As of today, Barack Obama's Philadephia speech on race has been viewed over 1.2 million times, making it the most-viewed video on YouTube, according to the Washington Post. The fact that so many people are taking the time to view this video is encouraging. Not because I back the Senator as a presidential candidate, but because it means that people are paying attention to the most enlightened perspective on the issue of race that I have heard in a long time. Even if people are not participating in the conversation, they are willing to take 35 minutes and listen to someone else talk about it.
The catalyst for his speech was the unrelenting demand (from both critics and supporters) to respond to the remarks made by Rev. Jeremiah Wright, his former paster, which were indeed racial and inflammatory. But I actually respect that he didn't take the easy way out and disassociate himself with Rev. Wright in favor of the political gains. His refusal to disown the influences that made him who he is today, even in a moment of disappointment, reflects great personal character in my book.

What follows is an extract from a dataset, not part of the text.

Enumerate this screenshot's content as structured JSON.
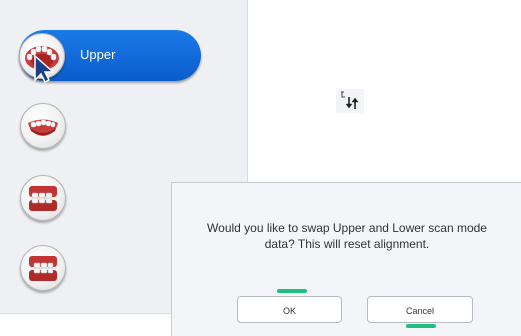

The biggest take-away I got from his speech is the notion that we can't get beyond our racial divisions by invalidating or dismissing the deeply-rooted reality of both sides. That incredibly unifying perspective would simply not have landed the same on me had I heard it from Hillary Clinton or John McCain. That tells me it is not just about the words, its about the person who conceived the ideas.
Maybe Barack Obama will be the Democratic candidate, maybe he won't. Regardless, I'm glad that someone with his vision and passion is willing to sacrifice a normal, quiet life with his family to be a public stand for what is possible in this country and help us all take a hard look at the issues we avoid.